But do you notice how nobody looks at Ken Starr prosecuting Clinton by hounding him until he found a blow job — but they do care immensely about the backlash? What the? It’s revealing, when you think about it. It says that the establishment is more afraid than it is courageous. They’re more interested in what doing the right thing might cost — than it what it might yield. Yet that’s how the Democrats have failed at being a true opposition for decades now.
My thoughts are very different than those I think you’ll hear from the Ezra Kleins and Jake Tappers and Nancy Pelosis of the world. I think all the pundits and politicians have been wrong our whole lifetimes, and they continue to be wrong, that they couldn’t be wronger, in fact — how could they ever have been right? Didn’t American life fall apart implosively? So let me sum what I have to say up this way.
The Democrats have been playing 3-D chess. They have been hoping to win strategically by losing tactically. They are hoping to win the war by losing the battle. But when you lose battle after battle…as the Democrats have done…soon enough, you stop fighting at all. And the way in which the fight, the fight for progress, stopped in America is at a deep level. A level of morality, a level of expectations, a level of ideas. The Democrats have forgotten that fight even exists.
Our ideas of high crimes have never been updated to match the modern world. For us, even genocide, torture, crimes against humanity, the whole sequence of fascism, from demonization to dehumanization…none of that is a high crime. But it is nearly everywhere else. All of that is why America was particularly susceptible to the political decline which produced Trumpism. The Democrats stopped fighting those big battles. But they are the ones that matter the most. The ones which count, because they genuinely transform societies in the deepest and truest ways.

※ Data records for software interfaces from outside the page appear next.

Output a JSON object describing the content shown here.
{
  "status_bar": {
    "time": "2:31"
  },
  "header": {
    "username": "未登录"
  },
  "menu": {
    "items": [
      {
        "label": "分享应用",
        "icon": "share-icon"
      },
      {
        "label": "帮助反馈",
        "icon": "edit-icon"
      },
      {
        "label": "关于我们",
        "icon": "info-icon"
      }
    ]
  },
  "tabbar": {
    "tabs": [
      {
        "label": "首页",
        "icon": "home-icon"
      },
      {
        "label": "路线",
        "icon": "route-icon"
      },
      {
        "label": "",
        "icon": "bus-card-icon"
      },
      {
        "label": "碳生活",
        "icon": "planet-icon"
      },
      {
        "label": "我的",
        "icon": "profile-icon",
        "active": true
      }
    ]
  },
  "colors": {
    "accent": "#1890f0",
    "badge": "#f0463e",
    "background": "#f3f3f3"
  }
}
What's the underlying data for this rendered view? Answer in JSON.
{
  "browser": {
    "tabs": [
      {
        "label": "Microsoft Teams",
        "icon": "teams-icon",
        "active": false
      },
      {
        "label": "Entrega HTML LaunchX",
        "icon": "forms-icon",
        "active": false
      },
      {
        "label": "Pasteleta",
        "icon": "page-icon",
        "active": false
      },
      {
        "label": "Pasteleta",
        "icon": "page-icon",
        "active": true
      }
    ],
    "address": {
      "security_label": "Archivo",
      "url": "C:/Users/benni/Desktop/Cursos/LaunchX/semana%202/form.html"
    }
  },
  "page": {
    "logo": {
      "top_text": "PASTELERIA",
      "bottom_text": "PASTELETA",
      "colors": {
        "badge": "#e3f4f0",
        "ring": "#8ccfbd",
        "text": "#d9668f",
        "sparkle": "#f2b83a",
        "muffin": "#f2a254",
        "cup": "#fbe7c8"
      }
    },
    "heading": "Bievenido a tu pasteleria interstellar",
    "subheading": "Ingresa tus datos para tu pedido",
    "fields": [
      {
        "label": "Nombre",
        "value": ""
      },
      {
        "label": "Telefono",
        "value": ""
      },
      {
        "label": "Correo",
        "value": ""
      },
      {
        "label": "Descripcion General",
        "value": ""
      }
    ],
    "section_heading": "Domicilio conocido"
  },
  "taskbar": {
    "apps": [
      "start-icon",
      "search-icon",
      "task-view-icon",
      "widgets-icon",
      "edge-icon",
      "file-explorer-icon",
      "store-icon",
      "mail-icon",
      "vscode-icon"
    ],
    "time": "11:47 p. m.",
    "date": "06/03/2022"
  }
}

Should he be impeached? Of course. To not impeach him would be 3-D chess at its worst — losing the battle to win the war you’re not even fighting. But what’s even more crucial is impeaching him for the right reasons. Not just minor-league affairs. But the true crimes — crimes against humanity, history, decency, reason, and truth — that have been committed. Until and unless America can evolve in that direction — such impeachments, while they won’t be meaningless, won’t be shatteringly, profoundly meaningful, either.
I’m under no illusion the Democrats will consider any of that, much less do it. Maybe even you think all this is fantasy, nonsense, daydreaming. Hey, you have to get real, Umair! You have to consider what’s possible! Do I? Or does that way just lead us to further decline, just a little bit slower? Isn’t that how we got here? You can decide that part for yourself.